- _WORK TASK_
Please state how many lines in the records below contain the word "Иванова", giving only the number.

⁂

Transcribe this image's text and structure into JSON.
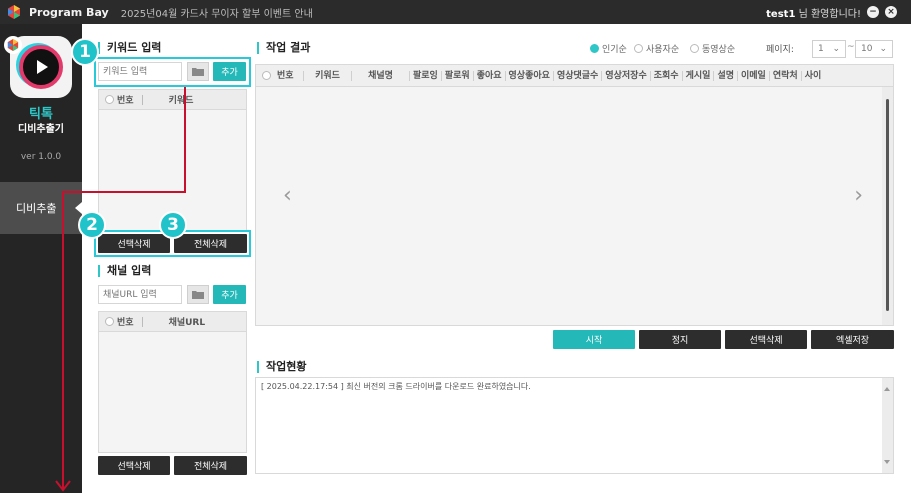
{
  "titlebar": {
    "app_name": "Program Bay",
    "notice": "2025년04월 카드사 무이자 할부 이벤트 안내",
    "user": "test1",
    "welcome": " 님 환영합니다!",
    "minimize_icon": "minimize-icon",
    "close_icon": "close-icon"
  },
  "sidebar": {
    "app_title": "틱톡",
    "app_subtitle": "디비추출기",
    "version": "ver 1.0.0",
    "menu_active": "디비추출"
  },
  "keyword": {
    "title": "키워드 입력",
    "input_placeholder": "키워드 입력",
    "add_label": "추가",
    "col_no": "번호",
    "col_keyword": "키워드",
    "delete_selected": "선택삭제",
    "delete_all": "전체삭제"
  },
  "channel": {
    "title": "채널 입력",
    "input_placeholder": "채널URL 입력",
    "add_label": "추가",
    "col_no": "번호",
    "col_url": "채널URL",
    "delete_selected": "선택삭제",
    "delete_all": "전체삭제"
  },
  "result": {
    "title": "작업 결과",
    "sort_options": [
      "인기순",
      "사용자순",
      "동영상순"
    ],
    "sort_selected": "인기순",
    "page_label": "페이지:",
    "page_from": "1",
    "page_to": "10",
    "columns": [
      "번호",
      "키워드",
      "채널명",
      "팔로잉",
      "팔로워",
      "좋아요",
      "영상좋아요",
      "영상댓글수",
      "영상저장수",
      "조회수",
      "게시일",
      "설명",
      "이메일",
      "연락처",
      "사이"
    ],
    "buttons": {
      "start": "시작",
      "stop": "정지",
      "delete_selected": "선택삭제",
      "excel_save": "엑셀저장"
    }
  },
  "status": {
    "title": "작업현황",
    "log": "[ 2025.04.22.17:54 ] 최신 버전의 크롬 드라이버를 다운로드 완료하였습니다."
  },
  "annotations": {
    "badge_1": "1",
    "badge_2": "2",
    "badge_3": "3"
  },
  "colors": {
    "accent": "#25b8b8",
    "dark": "#2d2d2d",
    "sidebar": "#252525",
    "annotation_line": "#c8102e"
  }
}
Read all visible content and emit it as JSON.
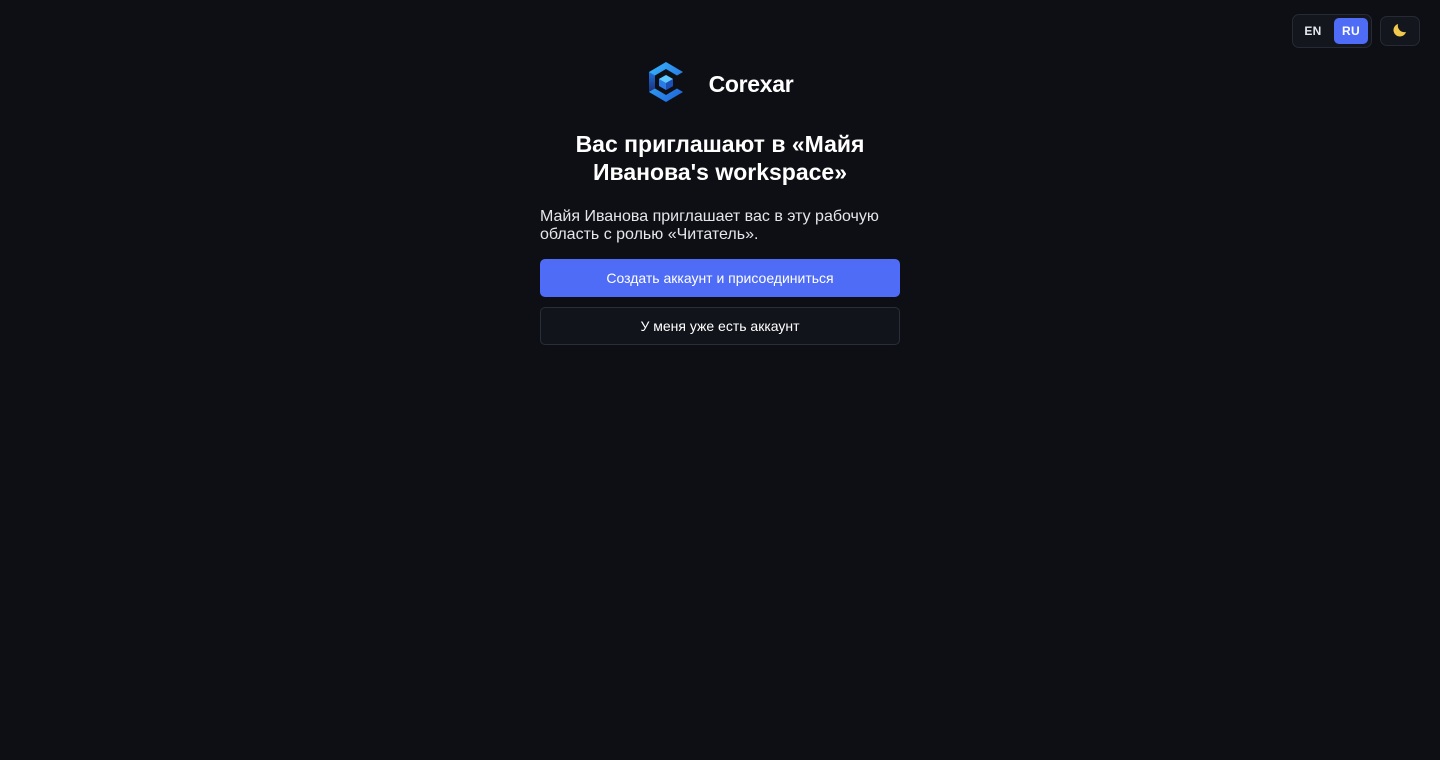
{
  "language_switch": {
    "options": [
      "EN",
      "RU"
    ],
    "selected": "RU"
  },
  "theme_toggle": {
    "icon": "moon-icon"
  },
  "brand": {
    "name": "Corexar",
    "logo_icon": "corexar-logo-icon"
  },
  "invite": {
    "title": "Вас приглашают в «Майя Иванова's workspace»",
    "description": "Майя Иванова приглашает вас в эту рабочую область с ролью «Читатель».",
    "primary_label": "Создать аккаунт и присоединиться",
    "secondary_label": "У меня уже есть аккаунт"
  },
  "colors": {
    "background": "#0e0f14",
    "accent": "#4f6cf7"
  }
}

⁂

- _EXERCISE RESPONSE_
2